Sometimes one may hear the commercial estimate of workmen expressed in the most outspoken and unhesitating manner. " Will any business man," said the president of a horse-car company, in Boston, a few years ago, "tell me the difference between buying labor and buying hay, grain, horses, and other supplies ? " And I think the answer must be given that there is no difference, from the purely business standpoint. If the employer has only his own ends in view, what difference can it make to him what the means are by which the ends are reached ? A machine in a factory is just as good as a man, perhaps as a dozen men, viewed merely as so much muscular force and skill; and the purely business manufacturer will have machines just as fast as he can get them, for in fact they require no wages at all. He may use machines, and the finer and more ingenious they are the better; and he may treat them as he likes. He may make fire, wind, steam, water, all the forces of Nature, his servants.
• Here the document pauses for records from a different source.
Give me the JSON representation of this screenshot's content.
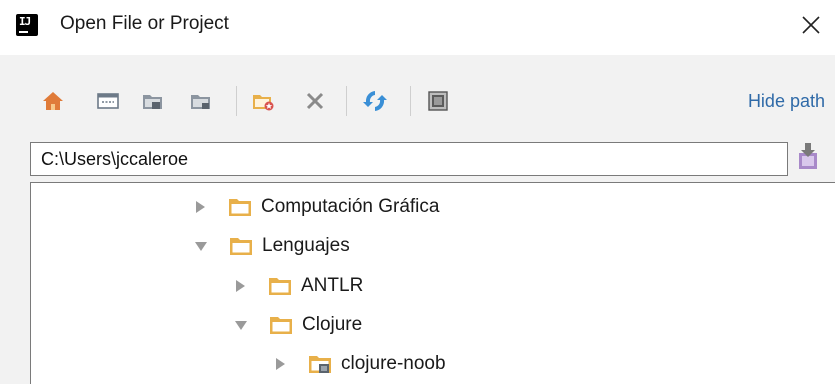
{
  "window": {
    "title": "Open File or Project",
    "logo_text": "IJ",
    "close_glyph": "✕"
  },
  "toolbar": {
    "buttons": [
      {
        "name": "home-icon"
      },
      {
        "name": "desktop-icon"
      },
      {
        "name": "project-folder-icon"
      },
      {
        "name": "module-folder-icon"
      },
      {
        "name": "new-folder-icon"
      },
      {
        "name": "delete-icon"
      },
      {
        "name": "refresh-icon"
      },
      {
        "name": "show-hidden-icon"
      }
    ],
    "hide_path_label": "Hide path"
  },
  "path": {
    "value": "C:\\Users\\jccaleroe"
  },
  "tree": {
    "items": [
      {
        "label": "Computación Gráfica",
        "expanded": false,
        "level": 0,
        "icon": "folder-icon"
      },
      {
        "label": "Lenguajes",
        "expanded": true,
        "level": 0,
        "icon": "folder-icon"
      },
      {
        "label": "ANTLR",
        "expanded": false,
        "level": 1,
        "icon": "folder-icon"
      },
      {
        "label": "Clojure",
        "expanded": true,
        "level": 1,
        "icon": "folder-icon"
      },
      {
        "label": "clojure-noob",
        "expanded": false,
        "level": 2,
        "icon": "project-folder-icon"
      }
    ]
  },
  "colors": {
    "folder_fill": "#e8b04a",
    "folder_inner": "#ffffff",
    "link": "#2f6aa8",
    "refresh": "#3a8fd6"
  }
}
Yes, he may harness the beasts of the field, and make them to do his bidding; for I join in that old sentiment of human dignity which finds all that is not moral and rational to be rightfully tributary to man. But when he touches another human being this whole order of subordination ceases, and he dares not, — in the name of the Highest Law, I say it, he dares not, — make him a mere tool or servant for himself. Bather must he say, " Together we stand, together we win whatever recompense for our toil we do win ; and though I, as the leader in the enterprise, have the right to the leader's honor, and to the leader's share of the recompense ; and though, as I undertake the task, you must submit to my directions, and not I to yours, — you are my fellow-soldier, and not a hireling; I am, at best, your captain, not your master, in the inarch of industry".